Content starts
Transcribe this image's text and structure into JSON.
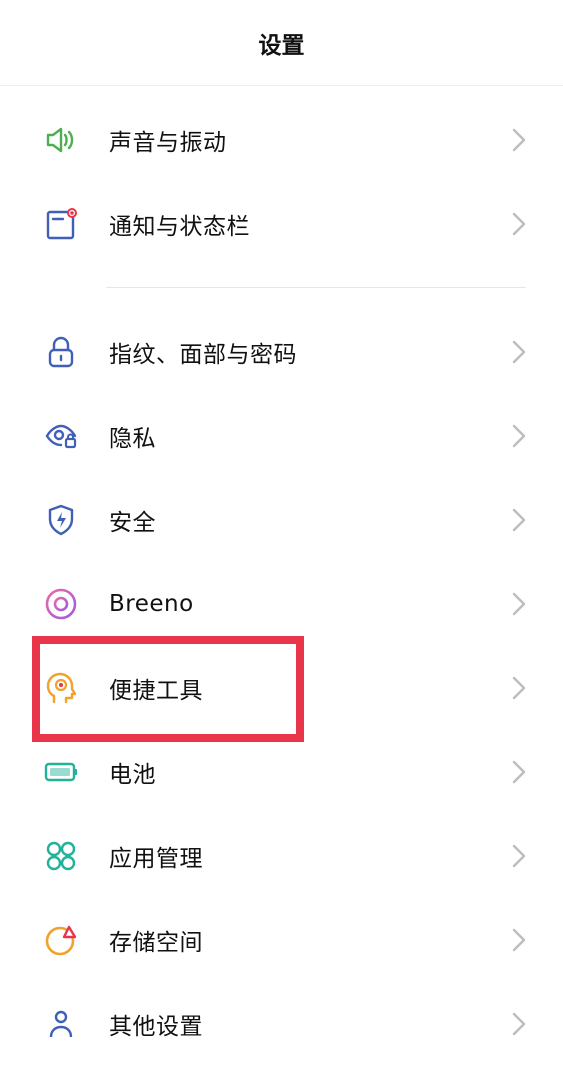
{
  "header": {
    "title": "设置"
  },
  "items": [
    {
      "label": "声音与振动",
      "icon": "speaker-icon"
    },
    {
      "label": "通知与状态栏",
      "icon": "notification-icon"
    },
    {
      "label": "指纹、面部与密码",
      "icon": "lock-icon"
    },
    {
      "label": "隐私",
      "icon": "eye-lock-icon"
    },
    {
      "label": "安全",
      "icon": "shield-icon"
    },
    {
      "label": "Breeno",
      "icon": "breeno-icon"
    },
    {
      "label": "便捷工具",
      "icon": "head-icon"
    },
    {
      "label": "电池",
      "icon": "battery-icon"
    },
    {
      "label": "应用管理",
      "icon": "apps-icon"
    },
    {
      "label": "存储空间",
      "icon": "storage-icon"
    },
    {
      "label": "其他设置",
      "icon": "person-icon"
    }
  ],
  "colors": {
    "green": "#4caf50",
    "blue": "#3f5fb8",
    "pink": "#d04aa0",
    "orange": "#f2a12b",
    "teal": "#20b29a",
    "highlight": "#e8354a"
  }
}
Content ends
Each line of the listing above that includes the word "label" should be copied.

      "label": "声音与振动",
      "label": "通知与状态栏",
      "label": "指纹、面部与密码",
      "label": "隐私",
      "label": "安全",
      "label": "Breeno",
      "label": "便捷工具",
      "label": "电池",
      "label": "应用管理",
      "label": "存储空间",
      "label": "其他设置",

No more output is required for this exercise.